Causeway Hospital in Coleraine criticised for 'serious failings'
Repeated failures around the care of a patient in the Causeway Hospital in Coleraine meant she was not given the best possible chance of survival.
That is according to an investigation by the Northern Ireland Public Services Ombudsman.
It found that the Northern Health and Social Care Trust (NHSCT) failed to provide adequate care to the patient, who died in September 2015.
The trust said it apologised unreservedly to the patient's family.
The daughter of the 61-year-old Marion Di Maio, Rebecca Funston, said they "do not want to see this happen to any other family".
She told BBC News NI that the family had been "robbed too early of our mum".
The ombudsman, Marie Anderson, described it as a sad case.
She said the patient's limited chances of survival from her illness, liver disease, were dependent on her receiving timely and appropriate care.
The NHSCT said the patient's treatment had fallen short of the accepted standard and it will learn from the mistakes.
The woman's husband wished to remain anonymous but said he wanted his wife's story to be told so lessons can be learned.
An investigation found "multiple failings".
- A lengthy delay in carrying out critical tests and prescribing antibiotics;
- Inadequate nutrition and hydration during her time in hospital.
An examination of hospital records disclosed that the woman was not referred for review by a dietician until 10 days after she was admitted.
'Everything that could go wrong, did go wrong'
Speaking to BBC News NI, Rebecca Funston, daughter of the 61-year-old patient, explained how things deteriorated for her mother in hospital.
"Everything that could have gone wrong did go wrong, and we fought each step of the way to mitigate it any further but at that point it was really too late," she said.
"Quite often we would go to the hospital, as would relatives, and they would see food lying on her tray not being touched.
"There would be no effort to ensure that mum was actually able to physically swallow the food or physically able to sit up and eat it."
She added: "The trays were quite often just left, and it wasn't unique to mum."
"There were other patients around the ward where trays of food were just left sitting.
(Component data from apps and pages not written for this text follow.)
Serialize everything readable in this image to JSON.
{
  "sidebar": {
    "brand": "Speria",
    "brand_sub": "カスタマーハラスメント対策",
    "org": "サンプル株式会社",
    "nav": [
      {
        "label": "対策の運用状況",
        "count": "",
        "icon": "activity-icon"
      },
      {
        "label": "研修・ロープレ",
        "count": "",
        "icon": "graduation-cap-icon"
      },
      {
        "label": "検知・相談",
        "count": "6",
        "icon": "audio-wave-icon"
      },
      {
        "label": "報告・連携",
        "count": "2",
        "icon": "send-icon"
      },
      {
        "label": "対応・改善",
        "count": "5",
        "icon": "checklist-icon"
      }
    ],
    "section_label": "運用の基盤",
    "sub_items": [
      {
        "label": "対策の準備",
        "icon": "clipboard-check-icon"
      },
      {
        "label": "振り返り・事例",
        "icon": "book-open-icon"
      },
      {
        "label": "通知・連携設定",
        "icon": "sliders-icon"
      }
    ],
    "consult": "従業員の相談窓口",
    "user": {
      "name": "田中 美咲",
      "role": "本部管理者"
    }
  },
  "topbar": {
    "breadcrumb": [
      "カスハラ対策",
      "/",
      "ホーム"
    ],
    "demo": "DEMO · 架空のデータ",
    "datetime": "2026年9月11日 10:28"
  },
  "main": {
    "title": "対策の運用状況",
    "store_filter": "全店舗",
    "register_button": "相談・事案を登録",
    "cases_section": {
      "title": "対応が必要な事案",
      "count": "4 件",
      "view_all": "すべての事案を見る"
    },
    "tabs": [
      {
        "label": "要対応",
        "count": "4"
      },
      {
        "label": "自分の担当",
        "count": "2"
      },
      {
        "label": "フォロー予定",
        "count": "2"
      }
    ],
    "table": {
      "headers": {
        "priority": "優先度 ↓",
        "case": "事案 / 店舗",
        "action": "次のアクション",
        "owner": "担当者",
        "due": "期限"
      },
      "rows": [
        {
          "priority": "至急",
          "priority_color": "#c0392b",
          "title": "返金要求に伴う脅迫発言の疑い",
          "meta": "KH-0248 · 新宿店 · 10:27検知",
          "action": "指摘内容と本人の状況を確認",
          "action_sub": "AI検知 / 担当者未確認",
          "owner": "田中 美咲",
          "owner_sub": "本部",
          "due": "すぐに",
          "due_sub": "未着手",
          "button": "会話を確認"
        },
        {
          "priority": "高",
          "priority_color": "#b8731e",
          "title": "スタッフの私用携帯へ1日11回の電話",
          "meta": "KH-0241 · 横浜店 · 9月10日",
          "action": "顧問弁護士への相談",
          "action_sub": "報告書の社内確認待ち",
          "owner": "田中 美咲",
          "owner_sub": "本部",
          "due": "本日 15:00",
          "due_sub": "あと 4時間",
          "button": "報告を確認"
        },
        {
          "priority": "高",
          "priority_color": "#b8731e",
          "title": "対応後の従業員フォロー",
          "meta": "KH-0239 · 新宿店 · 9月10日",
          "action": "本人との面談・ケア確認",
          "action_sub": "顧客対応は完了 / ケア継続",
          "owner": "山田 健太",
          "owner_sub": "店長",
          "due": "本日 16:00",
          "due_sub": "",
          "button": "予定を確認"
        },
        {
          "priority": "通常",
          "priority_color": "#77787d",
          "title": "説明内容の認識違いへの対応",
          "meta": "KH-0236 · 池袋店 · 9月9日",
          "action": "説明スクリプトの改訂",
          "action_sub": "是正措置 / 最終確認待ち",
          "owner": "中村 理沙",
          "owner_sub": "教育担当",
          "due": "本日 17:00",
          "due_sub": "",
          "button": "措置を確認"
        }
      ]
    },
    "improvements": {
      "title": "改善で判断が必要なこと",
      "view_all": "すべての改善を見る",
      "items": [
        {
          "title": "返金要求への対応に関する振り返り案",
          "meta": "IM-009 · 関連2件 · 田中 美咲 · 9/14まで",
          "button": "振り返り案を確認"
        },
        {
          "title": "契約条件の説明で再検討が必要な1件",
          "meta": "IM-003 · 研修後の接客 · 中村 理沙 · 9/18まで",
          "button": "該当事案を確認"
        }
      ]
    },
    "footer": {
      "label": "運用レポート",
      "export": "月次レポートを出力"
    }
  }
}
To the point where my sister would come in in the morning and make sure she at least got a breakfast."
Mrs Funston said while the anger at what happened to her mother had "dissipated" somewhat, the pain of what happened was still raw four years on.
"It's very hard to put that aside and focus on the mum you remember."
With regard to antibiotics, the woman's husband said he had complained to the health trust that a check to see whether his wife had a bacterial infection was not carried out quickly enough.
An independent advisor informed the ombudsman that despite the patient's ill health upon admittance to hospital, a vital procedure known as paracentesis, where fluid is taken from the stomach, was not performed until 12 days after the woman was admitted.
While that procedure was not successful, notes show that doctors felt another attempt should be made, but the procedure was not carried out.
The investigation also found that the patient was not given an antibiotic until almost two weeks after admission.
This was despite three potential sources of infection having been identified earlier and against a background of worsening liver failure.
Ms Anderson told BBC News NI that given the "serious failings", her office has advised NHSCT to provide a £10,000 payment to the family in recognition of the upset, frustration and distress caused.
The Ombudsman suggested an apology be offered by the trust's chief executive and each of the clinicians involved in the patient's care.
In a statement, NHSCT said it had accepted the recommendations and issued a payment and an apology.